[WHAT YOU NEED TO DO] In the data that follows, every line containing the word "Sector" should be returned.

[App and web page records]

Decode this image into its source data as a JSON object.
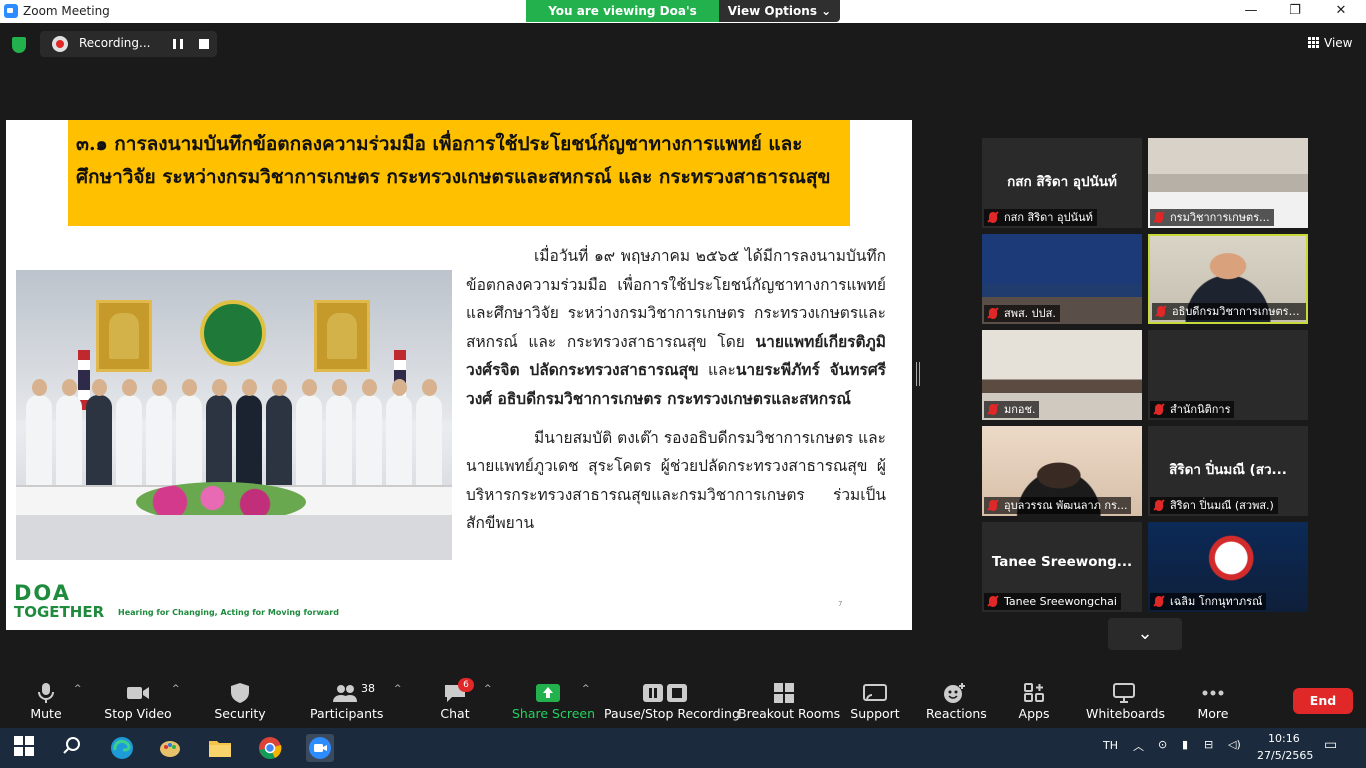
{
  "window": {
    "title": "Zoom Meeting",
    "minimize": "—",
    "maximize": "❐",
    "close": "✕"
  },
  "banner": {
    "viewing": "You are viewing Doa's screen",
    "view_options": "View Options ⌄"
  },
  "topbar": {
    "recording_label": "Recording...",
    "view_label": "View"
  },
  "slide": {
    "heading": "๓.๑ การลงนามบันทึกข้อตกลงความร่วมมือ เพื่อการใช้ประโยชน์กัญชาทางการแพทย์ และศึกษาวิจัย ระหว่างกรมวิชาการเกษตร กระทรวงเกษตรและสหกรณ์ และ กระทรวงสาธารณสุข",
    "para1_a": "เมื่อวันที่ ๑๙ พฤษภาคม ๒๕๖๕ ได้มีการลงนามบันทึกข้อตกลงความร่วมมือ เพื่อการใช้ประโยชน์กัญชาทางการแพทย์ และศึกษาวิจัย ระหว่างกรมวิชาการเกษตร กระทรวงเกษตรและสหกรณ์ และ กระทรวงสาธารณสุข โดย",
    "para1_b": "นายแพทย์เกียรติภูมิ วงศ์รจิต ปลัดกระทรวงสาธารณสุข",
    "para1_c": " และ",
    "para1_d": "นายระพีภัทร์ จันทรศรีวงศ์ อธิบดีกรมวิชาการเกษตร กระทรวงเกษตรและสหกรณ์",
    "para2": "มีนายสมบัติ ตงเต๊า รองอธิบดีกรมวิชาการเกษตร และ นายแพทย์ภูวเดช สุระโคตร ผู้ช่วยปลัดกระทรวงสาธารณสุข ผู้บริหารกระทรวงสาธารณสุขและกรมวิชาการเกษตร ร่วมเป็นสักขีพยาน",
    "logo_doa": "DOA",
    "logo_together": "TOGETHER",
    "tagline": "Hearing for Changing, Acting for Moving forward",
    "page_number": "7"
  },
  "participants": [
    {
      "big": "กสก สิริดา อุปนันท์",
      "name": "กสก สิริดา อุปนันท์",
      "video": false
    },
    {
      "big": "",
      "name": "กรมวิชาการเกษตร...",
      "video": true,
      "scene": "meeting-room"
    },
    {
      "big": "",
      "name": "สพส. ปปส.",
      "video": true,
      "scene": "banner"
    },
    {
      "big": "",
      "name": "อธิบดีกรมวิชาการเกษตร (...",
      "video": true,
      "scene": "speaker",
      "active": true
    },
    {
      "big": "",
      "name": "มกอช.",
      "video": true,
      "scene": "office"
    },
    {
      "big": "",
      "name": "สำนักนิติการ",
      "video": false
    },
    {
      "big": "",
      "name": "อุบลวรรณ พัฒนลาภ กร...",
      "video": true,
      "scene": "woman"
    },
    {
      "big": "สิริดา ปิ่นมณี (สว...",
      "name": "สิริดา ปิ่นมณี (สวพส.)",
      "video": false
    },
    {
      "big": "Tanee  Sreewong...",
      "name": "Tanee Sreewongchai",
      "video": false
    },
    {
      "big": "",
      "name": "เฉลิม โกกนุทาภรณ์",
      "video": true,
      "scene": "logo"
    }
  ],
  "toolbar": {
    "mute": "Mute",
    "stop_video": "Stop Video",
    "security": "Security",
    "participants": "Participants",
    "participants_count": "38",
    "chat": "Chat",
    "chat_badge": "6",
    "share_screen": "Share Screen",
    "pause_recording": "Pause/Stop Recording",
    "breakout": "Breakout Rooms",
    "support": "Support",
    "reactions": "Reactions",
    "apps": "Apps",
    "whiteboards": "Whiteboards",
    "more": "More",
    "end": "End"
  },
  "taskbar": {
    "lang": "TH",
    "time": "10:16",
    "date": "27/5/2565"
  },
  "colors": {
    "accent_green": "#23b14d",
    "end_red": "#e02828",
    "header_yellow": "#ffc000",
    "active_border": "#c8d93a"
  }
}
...
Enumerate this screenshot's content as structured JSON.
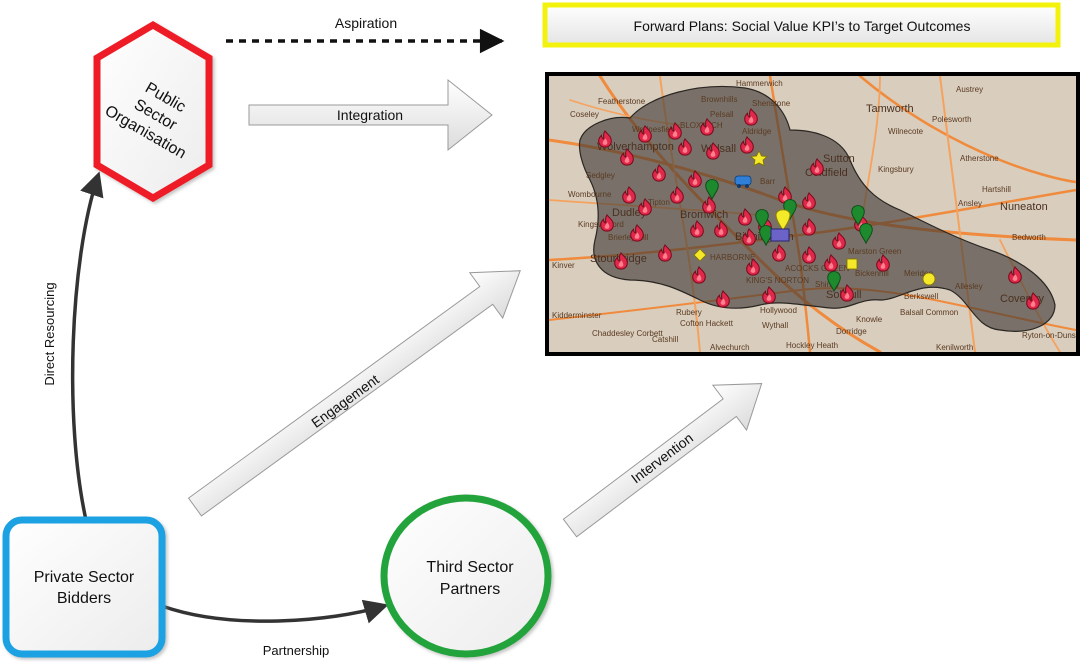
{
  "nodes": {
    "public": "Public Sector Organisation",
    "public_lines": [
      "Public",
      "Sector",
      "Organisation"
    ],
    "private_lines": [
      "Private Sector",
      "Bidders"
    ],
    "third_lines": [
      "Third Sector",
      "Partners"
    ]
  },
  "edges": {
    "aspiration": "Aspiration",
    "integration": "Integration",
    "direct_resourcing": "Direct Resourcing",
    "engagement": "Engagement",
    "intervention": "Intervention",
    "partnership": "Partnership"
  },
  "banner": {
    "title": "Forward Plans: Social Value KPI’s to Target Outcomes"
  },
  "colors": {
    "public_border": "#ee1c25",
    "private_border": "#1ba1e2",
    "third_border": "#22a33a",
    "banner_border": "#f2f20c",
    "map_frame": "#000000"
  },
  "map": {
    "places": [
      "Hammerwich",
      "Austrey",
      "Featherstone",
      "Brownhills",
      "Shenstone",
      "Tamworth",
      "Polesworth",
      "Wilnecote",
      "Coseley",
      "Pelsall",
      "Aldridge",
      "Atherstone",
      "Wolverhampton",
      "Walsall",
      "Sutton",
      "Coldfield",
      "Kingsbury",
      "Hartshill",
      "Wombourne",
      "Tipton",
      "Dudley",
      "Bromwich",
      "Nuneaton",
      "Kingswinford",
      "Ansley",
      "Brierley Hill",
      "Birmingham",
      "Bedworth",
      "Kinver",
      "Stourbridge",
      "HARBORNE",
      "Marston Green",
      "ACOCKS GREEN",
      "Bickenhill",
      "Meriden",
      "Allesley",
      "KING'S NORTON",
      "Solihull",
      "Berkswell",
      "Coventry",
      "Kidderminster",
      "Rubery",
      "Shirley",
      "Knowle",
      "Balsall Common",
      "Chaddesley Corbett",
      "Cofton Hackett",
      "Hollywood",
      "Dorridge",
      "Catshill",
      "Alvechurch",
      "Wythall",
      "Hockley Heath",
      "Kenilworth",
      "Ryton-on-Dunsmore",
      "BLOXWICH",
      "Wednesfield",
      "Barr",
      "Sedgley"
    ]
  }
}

[EXERCISE SOLUTION]
    "public": "Public Sector Organisation",
      "Sector",
      "Private Sector",
      "Third Sector",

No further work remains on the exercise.